Sunday 8 February 2009
Golly, Thatcher gaffe isn't such a big deal
The firing of the Iron Lady's daughter simply highlights BBC bias and hypocrisy, believes, writes Ruth Dudley Edwards
It's an age thing. In one corner you have the over-40s, furious with the BBC for sacking Carol Thatcher because in the green room of The One Show, after a few drinks, she made what she says was a jest about a tennis player resembling a golliwog. In the other are young people who grew up thinking the term was inherently racist and as off-limits as wog, nigger and coon.
"It's about hair," I said plaintively to a twentysomething friend of mega-brain and great sophistication. "She's supposed to have said it about a black, but it could just as easily have been said about Andy Murray." (Indeed a fortysomething who knows the unruliness of my hair texted me early on Friday morning with: 'Get up out of bed u Irish golliwog'.)
My young friend was impervious. He looked at me sternly and said: "Some words are always unacceptable."
His mind was made up and there was no point in burbling to him about how, to fiftysomethings like Thatcher, gollies were cuddly toys or badges you collected from Robertson's jams. In the 1980s, I wore a Golly policeman badge in the hope of irritating local police whom I thought were harassing a young Nigerian friend. These days, that could get you arrested for inciting racial hatred.
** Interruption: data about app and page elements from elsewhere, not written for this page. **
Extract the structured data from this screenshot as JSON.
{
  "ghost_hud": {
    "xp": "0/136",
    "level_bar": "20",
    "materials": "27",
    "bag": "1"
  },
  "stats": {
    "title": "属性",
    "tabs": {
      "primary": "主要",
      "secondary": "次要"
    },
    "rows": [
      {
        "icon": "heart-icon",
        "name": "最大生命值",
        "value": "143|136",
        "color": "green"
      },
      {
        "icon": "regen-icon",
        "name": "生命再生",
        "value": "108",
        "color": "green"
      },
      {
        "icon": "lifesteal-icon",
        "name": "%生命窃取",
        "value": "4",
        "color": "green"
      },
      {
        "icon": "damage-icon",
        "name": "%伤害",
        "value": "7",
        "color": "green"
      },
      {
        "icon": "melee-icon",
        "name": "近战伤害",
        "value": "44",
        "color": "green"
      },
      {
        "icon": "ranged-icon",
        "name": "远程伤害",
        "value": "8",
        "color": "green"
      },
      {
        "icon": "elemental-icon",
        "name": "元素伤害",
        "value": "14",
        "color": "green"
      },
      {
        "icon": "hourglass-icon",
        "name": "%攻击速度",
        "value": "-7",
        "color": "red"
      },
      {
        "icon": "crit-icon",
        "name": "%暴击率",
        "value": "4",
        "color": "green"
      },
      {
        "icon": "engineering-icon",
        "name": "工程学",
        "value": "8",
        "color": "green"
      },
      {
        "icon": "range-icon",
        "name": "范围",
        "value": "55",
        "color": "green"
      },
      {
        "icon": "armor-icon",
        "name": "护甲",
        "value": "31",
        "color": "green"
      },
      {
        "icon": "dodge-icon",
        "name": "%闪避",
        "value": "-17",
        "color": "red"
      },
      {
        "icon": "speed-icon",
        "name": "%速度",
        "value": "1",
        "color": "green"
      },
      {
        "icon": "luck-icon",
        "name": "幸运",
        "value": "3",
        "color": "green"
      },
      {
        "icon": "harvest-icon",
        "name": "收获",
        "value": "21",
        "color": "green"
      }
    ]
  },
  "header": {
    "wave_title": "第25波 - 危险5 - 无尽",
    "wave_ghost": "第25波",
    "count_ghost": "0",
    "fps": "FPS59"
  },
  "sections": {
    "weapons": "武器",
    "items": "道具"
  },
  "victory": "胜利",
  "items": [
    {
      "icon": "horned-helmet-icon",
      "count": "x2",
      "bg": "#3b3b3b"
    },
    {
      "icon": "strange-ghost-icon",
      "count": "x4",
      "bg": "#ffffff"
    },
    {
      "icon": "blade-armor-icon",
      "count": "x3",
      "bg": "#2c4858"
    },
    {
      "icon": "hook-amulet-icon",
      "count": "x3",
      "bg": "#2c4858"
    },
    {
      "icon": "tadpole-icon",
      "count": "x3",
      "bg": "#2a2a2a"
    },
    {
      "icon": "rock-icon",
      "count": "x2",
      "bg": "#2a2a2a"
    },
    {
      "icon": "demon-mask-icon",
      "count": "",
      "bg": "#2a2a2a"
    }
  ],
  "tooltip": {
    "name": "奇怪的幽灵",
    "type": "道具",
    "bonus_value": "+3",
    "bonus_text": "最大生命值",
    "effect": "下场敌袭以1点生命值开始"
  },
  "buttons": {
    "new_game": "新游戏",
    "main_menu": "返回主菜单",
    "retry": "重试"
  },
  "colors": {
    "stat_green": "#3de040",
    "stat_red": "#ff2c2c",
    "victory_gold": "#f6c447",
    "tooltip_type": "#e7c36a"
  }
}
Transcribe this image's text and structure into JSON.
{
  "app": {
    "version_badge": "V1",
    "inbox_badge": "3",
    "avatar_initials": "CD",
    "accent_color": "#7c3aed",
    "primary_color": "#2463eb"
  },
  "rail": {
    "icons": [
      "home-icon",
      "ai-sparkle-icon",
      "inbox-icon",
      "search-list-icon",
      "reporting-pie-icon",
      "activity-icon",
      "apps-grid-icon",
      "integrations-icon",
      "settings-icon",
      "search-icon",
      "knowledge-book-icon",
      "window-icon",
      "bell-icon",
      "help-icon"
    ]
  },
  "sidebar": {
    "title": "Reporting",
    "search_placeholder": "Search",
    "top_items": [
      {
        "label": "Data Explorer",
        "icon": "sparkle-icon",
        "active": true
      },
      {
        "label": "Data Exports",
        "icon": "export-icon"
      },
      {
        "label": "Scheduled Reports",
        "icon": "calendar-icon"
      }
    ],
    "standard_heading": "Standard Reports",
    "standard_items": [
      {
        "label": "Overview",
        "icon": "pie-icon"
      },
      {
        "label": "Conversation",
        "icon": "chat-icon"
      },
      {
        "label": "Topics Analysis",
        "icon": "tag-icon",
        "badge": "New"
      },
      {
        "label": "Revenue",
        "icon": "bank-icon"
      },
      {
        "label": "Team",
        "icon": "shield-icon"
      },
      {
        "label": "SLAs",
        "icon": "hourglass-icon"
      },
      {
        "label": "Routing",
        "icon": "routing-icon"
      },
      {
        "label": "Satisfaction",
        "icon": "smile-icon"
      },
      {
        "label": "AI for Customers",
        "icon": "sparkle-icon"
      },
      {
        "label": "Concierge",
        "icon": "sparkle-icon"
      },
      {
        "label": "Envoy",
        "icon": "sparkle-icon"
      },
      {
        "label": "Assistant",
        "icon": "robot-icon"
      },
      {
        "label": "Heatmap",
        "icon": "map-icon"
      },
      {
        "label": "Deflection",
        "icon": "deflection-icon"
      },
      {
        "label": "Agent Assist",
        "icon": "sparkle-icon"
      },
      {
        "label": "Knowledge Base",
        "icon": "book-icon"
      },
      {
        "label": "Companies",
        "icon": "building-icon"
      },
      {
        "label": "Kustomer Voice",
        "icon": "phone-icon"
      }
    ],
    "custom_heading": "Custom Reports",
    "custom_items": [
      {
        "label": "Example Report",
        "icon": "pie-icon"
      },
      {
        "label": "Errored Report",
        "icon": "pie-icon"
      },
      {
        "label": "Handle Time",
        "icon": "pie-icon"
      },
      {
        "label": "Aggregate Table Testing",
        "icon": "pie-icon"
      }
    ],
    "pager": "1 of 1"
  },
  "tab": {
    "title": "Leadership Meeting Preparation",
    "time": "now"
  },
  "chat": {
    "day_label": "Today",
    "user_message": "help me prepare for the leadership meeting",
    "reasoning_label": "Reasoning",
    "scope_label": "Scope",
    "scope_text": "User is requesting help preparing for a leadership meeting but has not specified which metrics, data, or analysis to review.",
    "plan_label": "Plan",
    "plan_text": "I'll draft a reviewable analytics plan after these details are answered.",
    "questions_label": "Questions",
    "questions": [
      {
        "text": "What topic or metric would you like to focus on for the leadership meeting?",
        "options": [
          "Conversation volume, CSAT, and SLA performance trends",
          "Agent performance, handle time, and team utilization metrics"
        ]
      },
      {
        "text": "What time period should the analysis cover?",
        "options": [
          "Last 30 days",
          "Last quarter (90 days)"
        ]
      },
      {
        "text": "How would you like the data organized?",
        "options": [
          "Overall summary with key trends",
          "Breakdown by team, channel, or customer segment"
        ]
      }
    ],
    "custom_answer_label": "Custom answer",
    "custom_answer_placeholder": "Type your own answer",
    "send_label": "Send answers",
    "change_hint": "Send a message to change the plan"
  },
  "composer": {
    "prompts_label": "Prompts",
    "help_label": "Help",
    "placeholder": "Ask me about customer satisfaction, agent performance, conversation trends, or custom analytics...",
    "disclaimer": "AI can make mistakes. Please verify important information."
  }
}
There's the matter of hurt feelings, which is another chasm between old and young. Older people were brought up to shrug off slights and avoid making an unnecessary fuss. When I told my mother I had been flashed at in a park, rather than taking me to a counsellor she suggested a put-down line I could use the next time. (It was good, but not as good as that of the elderly lady who on reporting a flasher to the police explained that she had said: "Young man, I've seen larger things growing out of potatoes."). We think it ludicrous that if you feel offended by something I say, it's automatically my fault: over-sensitive people are a pain in the ass at work and play. But do we oldies not get offended and irritated? Indeed we do, but I'd suggest we have a sense of proportion. I gave up on the brilliant Russell Brand because I could no longer stand his infantile preoccupation with his penis; and the clever and creative Jonathan Ross when he turned into a dirty old man. I'll never understand how the BBC thought it OK to have their highest-paid performer asking David Cameron if he liked masturbating with the help of a photo of Margaret Thatcher, or telling Gwyneth Paltrow that he'd like to f**k her. Nor how they repeated, unedited, a comedy show hosted by Dara O Briain that had a mock quote from the queen: "I'm now so old my pussy is haunted."
That's not edginess, it's crassness, and betrays a sneering contempt for those perceived as uncool. There was nothing surprising about the repellent calls to Andrew Sachs about his granddaughter. Ross was suspended and is now back at work. Carol Thatcher has been fired, since her offence breached the all-important guidelines of political correctness. The offended were Adrian Chiles, a veteran presenter, and Jo Brand.
Jo Brand? The grossest female comedian around? The woman who recently said to a live audience: "Did you hear this, right, that BNP members and supporters have had their names and addresses published on the internet, hurrah! Now we know who to send the poo to!" The British National Party may be a nasty party, but they're a legal party, so when they complained, the police had a word with the producer, who relayed Brand's explanation that: "It was just a joke!"
According to the horrified Child's 'exclusive' in the Sun yesterday, in a discussion on the Australian Open, Thatcher said, "You also have to consider the Frogs. You know that froggy golliwog guy," and she was speaking of Jo-Wilfried Tsonga, who doesn't seem to have hair issues.
She said this in private, and unthinkingly, and in a reasonable world Childs or Brand should have tipped her off that such language is insensitive. But Brand and Chiles and BBC executives live in a little left-wing bubble where it is an article of faith that Margaret Thatcher was a monster and her daughter -- who won I'm A Celebrity Get Me Out Of Here because she was no-nonsense, plain-speaking, good-humoured and witty -- is some kind of right-wing dinosaur. So someone snitched on her, she said sorry, but insisted it was a joke. It was not, said the BBC executive, and what was required was 'a fulsome apology'. So to be forgiven, Carol Thatcher was required to recant, and when she had the effrontery to refuse, she was sacked and the story leaked.
Carol Thatcher will do fine. She'll be cleaning up making fun of this on the lecture circuit. Oh, and Jeremy Clarkson will do fine too. He's been forgiven for calling Gordon Brown a "one-eyed Scottish idiot" in public because he apologised for the adjectives though not for the noun. And, of course, because he makes millions for the BBC.
Ruth Dudley Edwards